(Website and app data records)
********

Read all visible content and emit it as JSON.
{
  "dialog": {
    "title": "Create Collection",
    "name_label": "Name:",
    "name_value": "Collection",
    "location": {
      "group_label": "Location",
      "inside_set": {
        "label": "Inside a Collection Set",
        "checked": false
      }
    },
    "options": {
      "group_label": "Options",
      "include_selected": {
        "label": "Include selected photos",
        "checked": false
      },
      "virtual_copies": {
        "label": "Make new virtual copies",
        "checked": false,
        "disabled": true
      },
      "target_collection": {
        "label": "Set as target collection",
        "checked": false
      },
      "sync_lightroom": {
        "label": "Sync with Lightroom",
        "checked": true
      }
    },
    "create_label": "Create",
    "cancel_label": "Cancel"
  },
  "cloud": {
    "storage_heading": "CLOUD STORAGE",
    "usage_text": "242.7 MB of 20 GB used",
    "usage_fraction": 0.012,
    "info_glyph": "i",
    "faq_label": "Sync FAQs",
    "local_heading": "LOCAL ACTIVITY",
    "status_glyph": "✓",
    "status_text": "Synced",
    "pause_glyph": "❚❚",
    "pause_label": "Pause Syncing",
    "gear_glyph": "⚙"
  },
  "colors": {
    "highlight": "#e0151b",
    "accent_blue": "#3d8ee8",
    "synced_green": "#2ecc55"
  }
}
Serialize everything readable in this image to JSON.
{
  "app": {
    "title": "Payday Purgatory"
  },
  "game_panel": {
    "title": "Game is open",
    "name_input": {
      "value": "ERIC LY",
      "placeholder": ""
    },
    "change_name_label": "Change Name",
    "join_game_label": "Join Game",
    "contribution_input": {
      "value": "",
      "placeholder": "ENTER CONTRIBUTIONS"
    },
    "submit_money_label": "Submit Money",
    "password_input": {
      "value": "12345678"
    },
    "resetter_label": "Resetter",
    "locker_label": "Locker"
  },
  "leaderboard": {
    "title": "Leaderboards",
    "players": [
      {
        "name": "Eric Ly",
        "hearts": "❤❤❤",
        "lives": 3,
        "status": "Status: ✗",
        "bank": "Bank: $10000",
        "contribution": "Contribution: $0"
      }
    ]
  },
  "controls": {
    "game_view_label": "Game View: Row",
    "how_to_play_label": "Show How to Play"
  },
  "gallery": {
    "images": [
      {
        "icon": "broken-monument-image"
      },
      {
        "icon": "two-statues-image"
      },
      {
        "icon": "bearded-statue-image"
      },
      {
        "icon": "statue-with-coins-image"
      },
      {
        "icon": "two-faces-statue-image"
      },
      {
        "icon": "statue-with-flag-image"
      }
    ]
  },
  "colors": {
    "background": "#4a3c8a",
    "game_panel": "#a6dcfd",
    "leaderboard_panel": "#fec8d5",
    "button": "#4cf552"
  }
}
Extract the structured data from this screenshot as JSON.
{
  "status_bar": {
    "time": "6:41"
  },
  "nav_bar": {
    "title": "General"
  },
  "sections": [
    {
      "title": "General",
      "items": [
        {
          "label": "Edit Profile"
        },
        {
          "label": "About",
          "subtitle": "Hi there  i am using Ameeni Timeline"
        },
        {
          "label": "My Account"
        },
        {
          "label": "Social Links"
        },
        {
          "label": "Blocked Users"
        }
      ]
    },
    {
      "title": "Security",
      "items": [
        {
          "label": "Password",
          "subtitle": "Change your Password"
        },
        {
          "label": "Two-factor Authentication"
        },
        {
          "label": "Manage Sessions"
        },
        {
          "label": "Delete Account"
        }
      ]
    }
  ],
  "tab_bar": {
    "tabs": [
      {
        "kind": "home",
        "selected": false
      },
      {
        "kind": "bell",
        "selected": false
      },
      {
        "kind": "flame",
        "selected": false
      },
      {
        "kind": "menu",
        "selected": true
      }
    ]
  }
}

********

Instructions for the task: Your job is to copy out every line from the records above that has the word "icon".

Answer for the task:
        "icon": "broken-monument-image"
        "icon": "two-statues-image"
        "icon": "bearded-statue-image"
        "icon": "statue-with-coins-image"
        "icon": "two-faces-statue-image"
        "icon": "statue-with-flag-image"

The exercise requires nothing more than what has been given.